The finale of the tour was a trip up to the vaulted roof of the main building. We arrived at the lower level of a double height space and then ascended steps alongside cushioned wooden bleacher seating that faced a large screen tv for movie nights or sporting events. It was a great way to enter the space and instantly communicated this was a space in which to come together and relax. At the top we arrived into a linear open plan area of the student common space, finally enjoying the full internal volume of the barrel-vaulted roof. 14 storey views of the surrounding context can be seen through the full height glazing, placing you in amongst the elevated levels of the city with views into and past the neighbouring buildings and in turn providing neighbours with even more interesting views of the new student life the building has bought to the skyline. One observation was that there was no apparent external space on the top floor which would have been good to see. One final unexpected moment came as we were guided by our hosts into the final space of the tour. Here we were in the fully glazed gable end of the barrel vault to witness views south of Tower Bridge and the River Thames, not a coincidence, I’m sure.
We descended the lifts and said our goodbyes. I then walked the wrong way to the station, but as fortune would have it, on my circuitous journey, I walked past a historic passageway, and in glancing through it saw the piazza and the ground floor of the Vine Street elevation. I stopped, wandered through and smiled in my assessment that this was a building that had truly become one with every layer of its context.
Since the tour I have reflected on one
point that I and my colleague Liam O’Grady discussed during the visit, which regarded the need for buildings to address future adaptability, a much-discussed subject in our practice. It concerns the conjoining of the two different uses and their two different storey heights and more specifically the choice of viability over future adaptability. This is a building where both sets of architects, through careful co-ordination have achieved very low floor-to-floor heights for both uses. At 3.3m, the floor-to-floor height of the office space sits only 275mm above what is largely considered to be the most technically and economically achievable residential floor to floor height of 3075mm. With such a minor difference between floor to floor heights and with the decision to express the uses within one form, it raises the question, if the building was being designed from inception today, whether the same decision would be taken to have different storey heights or whether it would be seen to be of greater value, in terms of sustainable investment, to have continuous storey heights to enable future adaptability. The argument for squeezing in more student floors is clear, it makes the scheme more viable and more profitable, but today’s discussion needs to ask at what cost does that come in terms of re-use in the future.

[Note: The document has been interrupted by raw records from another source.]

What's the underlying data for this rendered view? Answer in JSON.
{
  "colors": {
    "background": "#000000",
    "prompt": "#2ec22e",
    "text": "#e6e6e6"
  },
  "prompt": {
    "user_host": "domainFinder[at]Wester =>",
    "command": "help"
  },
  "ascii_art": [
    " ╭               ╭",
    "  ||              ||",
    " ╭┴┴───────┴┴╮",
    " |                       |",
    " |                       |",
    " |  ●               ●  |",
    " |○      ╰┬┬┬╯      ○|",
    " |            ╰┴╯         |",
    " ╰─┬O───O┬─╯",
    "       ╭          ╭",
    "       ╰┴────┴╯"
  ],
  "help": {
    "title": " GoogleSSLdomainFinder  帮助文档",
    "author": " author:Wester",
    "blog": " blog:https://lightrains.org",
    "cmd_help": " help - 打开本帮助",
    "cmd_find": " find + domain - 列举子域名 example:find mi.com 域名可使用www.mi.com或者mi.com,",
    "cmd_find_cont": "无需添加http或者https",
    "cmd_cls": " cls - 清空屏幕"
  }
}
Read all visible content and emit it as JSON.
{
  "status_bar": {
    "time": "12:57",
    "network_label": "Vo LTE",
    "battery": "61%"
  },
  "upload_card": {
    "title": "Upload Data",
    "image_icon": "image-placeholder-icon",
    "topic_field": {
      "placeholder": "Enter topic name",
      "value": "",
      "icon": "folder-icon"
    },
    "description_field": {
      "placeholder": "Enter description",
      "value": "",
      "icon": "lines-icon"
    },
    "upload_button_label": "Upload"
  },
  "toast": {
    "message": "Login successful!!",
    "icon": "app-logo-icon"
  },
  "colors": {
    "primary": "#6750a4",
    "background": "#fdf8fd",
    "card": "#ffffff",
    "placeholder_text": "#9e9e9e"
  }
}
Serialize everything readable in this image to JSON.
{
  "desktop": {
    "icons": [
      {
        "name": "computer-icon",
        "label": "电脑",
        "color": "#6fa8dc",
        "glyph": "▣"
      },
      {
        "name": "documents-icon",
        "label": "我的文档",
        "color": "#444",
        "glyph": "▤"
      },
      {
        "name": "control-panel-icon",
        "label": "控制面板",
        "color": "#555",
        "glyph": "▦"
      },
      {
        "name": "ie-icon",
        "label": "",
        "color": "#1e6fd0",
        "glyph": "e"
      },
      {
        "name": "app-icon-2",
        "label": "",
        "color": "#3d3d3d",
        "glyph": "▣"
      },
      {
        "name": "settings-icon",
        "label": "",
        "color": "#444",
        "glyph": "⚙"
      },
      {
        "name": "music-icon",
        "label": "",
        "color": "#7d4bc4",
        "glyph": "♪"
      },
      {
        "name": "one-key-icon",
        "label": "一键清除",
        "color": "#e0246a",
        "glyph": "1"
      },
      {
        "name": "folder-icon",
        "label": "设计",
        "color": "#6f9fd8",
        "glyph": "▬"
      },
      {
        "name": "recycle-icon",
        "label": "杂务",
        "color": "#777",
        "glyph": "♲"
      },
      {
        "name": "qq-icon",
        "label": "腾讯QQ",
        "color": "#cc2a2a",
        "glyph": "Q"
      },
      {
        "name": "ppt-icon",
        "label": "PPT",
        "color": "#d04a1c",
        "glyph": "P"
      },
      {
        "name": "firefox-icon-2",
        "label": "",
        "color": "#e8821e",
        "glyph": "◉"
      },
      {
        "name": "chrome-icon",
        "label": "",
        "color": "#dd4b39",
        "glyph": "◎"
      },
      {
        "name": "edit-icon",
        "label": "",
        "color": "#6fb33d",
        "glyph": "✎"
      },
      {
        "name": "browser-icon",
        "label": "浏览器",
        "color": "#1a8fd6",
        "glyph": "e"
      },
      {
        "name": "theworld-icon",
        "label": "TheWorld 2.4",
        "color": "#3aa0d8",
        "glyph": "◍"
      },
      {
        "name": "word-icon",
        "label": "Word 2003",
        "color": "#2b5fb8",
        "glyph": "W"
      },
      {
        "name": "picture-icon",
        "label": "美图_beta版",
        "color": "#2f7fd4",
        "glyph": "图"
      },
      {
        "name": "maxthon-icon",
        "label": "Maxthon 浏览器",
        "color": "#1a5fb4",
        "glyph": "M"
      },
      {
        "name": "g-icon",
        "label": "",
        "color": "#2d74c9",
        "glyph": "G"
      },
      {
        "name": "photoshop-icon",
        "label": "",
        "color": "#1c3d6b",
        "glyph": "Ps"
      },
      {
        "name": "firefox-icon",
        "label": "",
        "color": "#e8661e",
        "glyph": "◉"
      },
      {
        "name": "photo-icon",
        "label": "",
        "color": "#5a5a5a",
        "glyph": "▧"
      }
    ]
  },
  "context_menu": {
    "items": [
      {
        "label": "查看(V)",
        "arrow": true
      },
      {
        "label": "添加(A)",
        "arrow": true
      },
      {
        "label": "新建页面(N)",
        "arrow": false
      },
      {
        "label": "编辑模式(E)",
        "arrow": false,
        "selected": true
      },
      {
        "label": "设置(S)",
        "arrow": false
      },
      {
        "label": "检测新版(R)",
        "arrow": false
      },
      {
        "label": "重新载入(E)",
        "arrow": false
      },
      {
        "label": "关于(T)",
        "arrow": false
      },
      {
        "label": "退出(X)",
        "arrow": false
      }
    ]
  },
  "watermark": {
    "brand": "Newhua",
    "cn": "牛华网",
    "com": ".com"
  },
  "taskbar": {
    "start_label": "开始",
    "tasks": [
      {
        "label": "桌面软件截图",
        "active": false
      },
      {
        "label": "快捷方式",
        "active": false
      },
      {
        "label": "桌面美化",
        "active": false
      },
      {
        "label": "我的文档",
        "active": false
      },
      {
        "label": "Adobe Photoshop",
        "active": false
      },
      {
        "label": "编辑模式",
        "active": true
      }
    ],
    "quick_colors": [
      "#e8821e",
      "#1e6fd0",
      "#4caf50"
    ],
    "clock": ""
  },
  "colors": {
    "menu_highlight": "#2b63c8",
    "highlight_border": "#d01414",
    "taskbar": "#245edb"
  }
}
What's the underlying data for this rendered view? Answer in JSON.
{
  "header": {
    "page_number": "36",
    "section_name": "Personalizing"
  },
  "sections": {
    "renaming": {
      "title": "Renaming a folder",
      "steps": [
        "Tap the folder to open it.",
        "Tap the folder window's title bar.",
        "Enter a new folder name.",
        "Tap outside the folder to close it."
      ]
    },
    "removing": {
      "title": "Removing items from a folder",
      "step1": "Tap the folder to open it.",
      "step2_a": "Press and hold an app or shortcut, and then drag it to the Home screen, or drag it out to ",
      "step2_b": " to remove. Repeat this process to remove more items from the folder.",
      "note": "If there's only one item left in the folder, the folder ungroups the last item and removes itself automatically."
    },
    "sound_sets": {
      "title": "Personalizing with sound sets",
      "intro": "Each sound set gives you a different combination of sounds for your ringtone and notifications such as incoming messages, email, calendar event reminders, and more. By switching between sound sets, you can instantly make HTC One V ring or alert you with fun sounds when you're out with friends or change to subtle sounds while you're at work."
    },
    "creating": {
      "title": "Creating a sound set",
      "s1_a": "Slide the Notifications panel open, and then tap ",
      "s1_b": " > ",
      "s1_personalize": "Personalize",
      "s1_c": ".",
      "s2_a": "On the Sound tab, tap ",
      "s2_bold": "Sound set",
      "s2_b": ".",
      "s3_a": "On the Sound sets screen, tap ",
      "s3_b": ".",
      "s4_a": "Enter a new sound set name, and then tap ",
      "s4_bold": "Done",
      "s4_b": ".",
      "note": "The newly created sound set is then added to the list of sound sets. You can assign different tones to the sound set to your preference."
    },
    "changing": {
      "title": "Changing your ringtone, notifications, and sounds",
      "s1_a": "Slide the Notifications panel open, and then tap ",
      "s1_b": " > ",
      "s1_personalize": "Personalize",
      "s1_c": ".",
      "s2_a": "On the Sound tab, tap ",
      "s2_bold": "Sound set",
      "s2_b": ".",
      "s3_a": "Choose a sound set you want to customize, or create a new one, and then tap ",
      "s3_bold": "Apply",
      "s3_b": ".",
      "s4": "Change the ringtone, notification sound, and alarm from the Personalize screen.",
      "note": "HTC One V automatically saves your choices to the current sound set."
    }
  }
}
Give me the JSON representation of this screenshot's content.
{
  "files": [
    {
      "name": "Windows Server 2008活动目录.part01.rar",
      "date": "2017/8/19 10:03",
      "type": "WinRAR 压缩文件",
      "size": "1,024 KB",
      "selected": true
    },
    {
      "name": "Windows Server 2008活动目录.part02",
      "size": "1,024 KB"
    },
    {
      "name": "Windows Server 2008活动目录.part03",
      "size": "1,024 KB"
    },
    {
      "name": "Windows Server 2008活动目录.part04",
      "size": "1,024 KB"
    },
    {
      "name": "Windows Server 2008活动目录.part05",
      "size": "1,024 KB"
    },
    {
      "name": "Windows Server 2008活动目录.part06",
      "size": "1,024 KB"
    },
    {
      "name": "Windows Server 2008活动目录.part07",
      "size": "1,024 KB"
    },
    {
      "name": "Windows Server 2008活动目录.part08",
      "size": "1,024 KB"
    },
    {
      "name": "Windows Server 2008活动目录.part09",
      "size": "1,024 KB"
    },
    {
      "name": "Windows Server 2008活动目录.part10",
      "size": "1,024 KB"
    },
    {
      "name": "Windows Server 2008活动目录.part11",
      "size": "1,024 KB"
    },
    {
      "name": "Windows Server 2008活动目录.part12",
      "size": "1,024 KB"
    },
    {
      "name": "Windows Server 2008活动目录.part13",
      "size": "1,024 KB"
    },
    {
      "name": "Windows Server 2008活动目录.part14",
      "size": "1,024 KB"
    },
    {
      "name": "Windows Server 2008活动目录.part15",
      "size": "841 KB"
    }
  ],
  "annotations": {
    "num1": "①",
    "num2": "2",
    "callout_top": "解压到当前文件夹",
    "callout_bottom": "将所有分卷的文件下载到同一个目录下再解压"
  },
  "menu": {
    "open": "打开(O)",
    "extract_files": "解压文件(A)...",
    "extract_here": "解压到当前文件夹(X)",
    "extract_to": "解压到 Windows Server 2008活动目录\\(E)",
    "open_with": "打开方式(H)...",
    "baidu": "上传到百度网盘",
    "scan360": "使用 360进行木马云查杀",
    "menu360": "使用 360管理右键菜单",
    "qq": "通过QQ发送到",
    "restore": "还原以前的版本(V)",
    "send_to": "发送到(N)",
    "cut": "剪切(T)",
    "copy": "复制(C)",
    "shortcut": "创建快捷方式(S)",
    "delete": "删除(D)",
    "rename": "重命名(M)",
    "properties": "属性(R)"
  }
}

I would like to thank Urbanest, Hopkins, Apt and CAF for the opportunity to tour the project and for inviting me to share my reflections on the visit.
Ross Hutchinson words and photos
Member of City Architecture Forum